April is National Volunteer Month. Throughout the month we will share articles about the history of service organizations in Osceola County.

American Woman’s League

Edward Gardner Lewis, the publisher of two prominent women’s magazines, established the American Woman’s League (A.W.L.) in 1907 after the U.S. Postal Service told him the magazines didn’t qualify for lower postal rates due to being mostly advertising. The A.W.L. served as a subscription gathering organization for his magazines and newspapers. Women who sold $52 in magazine subscriptions qualified for membership in the A.W.L. The funds were paid to the A.W.L. and could be used to provide benefits the women wanted – education, a foundation for social organizations in their communities, and security for their old age, among other things.

The Kissimmee Chapter of the A.W.L. was formed in April of 1909. The first order of business was to obtain a building which would house not only their organization, but could also be used by other local groups. It should have music and books available to citizens and provide a place for lectures and musical performances to be enjoyed free of charge. A lot was donated by Miss Campbell, sister to Mrs. Catherine E. Hart, former postmistress of Kissimmee and wife of former Florida Governor Ossian B. Hart.  The building was named in Mrs. Hart’s honor and known as the Hart Memorial Chapter House, later to become Hart Memorial Library.

Seven hundred A.W.L. chapters were formed across the country, but when financial difficulties arose, a parallel organization, the American Woman’s Republic was formed in 1911. In 1912, the League folded and the Republic remained.

Around 1915, the A.W.L. became the Kissimmee Woman’s Club, continuing its interest in civic and community projects. Plans began in 1940 to build a new building in which to hold meetings and finally became a reality when ground was broken in November of 1961. 

The club donates annually to the American Red Cross, Salvation Army, Osceola Daily Bread, Help Now of Osceola and the Osceola County Animal Shelter. Scholarships are also available for students.

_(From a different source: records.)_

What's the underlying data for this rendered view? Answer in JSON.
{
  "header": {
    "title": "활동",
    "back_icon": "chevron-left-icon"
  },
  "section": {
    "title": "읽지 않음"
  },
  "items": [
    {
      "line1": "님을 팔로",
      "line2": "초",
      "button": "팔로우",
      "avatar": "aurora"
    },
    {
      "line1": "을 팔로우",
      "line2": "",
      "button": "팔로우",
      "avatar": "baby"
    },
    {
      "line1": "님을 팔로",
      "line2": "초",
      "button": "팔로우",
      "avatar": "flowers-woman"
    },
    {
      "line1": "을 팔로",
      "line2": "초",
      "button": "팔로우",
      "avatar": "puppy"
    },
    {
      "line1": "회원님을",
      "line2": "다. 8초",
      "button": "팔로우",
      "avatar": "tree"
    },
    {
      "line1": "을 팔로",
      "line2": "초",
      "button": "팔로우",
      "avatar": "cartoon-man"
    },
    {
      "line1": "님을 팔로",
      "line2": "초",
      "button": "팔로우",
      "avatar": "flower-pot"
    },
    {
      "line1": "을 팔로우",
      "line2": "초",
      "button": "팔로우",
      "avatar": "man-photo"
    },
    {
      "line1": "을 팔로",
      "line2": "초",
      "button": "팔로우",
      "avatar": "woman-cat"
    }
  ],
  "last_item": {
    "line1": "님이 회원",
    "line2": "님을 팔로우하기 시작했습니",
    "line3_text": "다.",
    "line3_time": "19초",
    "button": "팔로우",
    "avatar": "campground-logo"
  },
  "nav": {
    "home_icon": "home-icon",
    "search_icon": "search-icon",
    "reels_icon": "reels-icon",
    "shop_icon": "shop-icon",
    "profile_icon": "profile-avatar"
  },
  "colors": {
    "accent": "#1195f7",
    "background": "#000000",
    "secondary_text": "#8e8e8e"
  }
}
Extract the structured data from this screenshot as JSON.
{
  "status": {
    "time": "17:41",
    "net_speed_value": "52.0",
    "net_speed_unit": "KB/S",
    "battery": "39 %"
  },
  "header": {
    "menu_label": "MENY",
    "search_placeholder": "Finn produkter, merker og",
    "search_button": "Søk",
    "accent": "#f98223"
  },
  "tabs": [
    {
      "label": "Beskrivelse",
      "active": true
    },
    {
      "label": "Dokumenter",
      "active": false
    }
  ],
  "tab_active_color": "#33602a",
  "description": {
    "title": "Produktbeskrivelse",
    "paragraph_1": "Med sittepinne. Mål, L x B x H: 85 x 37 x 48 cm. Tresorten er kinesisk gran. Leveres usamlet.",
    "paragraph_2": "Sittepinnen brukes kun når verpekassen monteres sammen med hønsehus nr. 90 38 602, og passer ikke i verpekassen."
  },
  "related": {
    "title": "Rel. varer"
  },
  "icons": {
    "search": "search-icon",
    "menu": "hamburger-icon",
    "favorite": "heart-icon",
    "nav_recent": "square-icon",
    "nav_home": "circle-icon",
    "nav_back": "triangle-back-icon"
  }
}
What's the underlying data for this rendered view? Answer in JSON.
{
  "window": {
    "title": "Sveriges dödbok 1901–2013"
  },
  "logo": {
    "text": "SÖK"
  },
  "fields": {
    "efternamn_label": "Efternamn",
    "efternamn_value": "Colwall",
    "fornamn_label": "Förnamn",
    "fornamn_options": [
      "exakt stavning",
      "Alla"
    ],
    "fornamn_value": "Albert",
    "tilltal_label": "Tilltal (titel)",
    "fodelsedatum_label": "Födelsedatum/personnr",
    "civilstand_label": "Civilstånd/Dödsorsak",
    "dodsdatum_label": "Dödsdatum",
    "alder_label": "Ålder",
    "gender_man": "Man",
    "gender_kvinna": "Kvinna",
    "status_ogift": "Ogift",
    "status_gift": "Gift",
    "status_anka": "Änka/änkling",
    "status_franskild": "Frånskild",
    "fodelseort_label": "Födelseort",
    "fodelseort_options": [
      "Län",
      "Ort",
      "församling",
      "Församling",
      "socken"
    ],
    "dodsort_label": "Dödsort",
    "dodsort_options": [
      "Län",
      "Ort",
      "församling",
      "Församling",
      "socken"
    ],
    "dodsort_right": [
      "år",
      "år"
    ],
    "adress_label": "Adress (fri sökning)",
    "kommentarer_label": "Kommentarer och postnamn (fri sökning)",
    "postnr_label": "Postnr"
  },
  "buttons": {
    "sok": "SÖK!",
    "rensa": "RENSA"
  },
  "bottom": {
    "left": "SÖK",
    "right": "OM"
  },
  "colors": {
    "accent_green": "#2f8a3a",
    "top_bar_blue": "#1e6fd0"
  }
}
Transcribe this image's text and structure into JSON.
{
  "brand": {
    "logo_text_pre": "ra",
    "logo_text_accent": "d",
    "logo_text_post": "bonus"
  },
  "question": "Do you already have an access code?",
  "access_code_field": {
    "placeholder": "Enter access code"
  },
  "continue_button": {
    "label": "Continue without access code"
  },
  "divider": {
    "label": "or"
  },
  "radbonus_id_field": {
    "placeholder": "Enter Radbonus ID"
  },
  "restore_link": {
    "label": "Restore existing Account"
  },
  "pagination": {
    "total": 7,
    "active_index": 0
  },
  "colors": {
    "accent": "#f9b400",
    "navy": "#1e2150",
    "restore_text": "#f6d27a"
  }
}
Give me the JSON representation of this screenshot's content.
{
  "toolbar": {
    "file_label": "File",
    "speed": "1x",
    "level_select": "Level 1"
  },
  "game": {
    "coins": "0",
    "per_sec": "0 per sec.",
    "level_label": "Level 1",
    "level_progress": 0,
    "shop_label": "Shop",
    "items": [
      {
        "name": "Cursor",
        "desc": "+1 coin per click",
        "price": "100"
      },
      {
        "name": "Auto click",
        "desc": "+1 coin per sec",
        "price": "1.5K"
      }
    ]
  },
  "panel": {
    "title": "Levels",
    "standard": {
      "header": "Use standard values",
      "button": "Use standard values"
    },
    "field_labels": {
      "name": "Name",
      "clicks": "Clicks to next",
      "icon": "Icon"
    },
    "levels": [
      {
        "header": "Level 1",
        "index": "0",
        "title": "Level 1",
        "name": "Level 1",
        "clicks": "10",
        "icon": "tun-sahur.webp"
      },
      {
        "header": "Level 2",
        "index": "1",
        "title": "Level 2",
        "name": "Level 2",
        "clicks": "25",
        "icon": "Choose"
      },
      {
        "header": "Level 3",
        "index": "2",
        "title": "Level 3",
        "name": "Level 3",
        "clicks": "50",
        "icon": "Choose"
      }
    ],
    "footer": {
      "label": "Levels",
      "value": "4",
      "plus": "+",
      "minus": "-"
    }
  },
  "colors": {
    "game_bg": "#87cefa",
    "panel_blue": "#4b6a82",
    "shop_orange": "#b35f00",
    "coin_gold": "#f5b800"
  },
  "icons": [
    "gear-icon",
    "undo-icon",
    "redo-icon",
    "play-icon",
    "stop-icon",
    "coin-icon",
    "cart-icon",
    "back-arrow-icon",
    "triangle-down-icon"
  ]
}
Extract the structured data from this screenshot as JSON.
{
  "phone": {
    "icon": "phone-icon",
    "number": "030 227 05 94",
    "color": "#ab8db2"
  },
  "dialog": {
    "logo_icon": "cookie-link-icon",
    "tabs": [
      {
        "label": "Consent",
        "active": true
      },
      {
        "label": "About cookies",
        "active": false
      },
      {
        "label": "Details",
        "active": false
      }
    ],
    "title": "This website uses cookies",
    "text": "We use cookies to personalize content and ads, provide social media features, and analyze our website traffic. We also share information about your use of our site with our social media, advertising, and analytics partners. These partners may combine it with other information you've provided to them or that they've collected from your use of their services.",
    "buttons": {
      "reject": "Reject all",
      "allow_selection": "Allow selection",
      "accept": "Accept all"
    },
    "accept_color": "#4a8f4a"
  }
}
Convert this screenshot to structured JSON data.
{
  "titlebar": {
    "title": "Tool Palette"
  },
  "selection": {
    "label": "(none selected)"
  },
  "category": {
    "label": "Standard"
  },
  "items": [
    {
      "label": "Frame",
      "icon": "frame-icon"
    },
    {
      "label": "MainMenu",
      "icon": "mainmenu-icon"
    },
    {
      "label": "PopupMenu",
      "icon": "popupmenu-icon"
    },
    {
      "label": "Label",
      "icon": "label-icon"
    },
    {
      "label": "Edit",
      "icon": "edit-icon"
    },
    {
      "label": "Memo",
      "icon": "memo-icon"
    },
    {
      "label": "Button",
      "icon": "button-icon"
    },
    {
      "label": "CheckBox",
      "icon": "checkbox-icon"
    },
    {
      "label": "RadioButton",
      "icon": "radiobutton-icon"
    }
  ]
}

The Clubhouse on Oak Street in Kissimmee is available for rent to groups or individuals for special events. 

Written by Anza Bast.

Sources: “Kissimmee Valley Gazette” April 9, 1909, April 22, 1910; “Kissimmee Gazette” November 9, 1961; Bertha Pence, Club member; photo from Osceola County Historical Society archives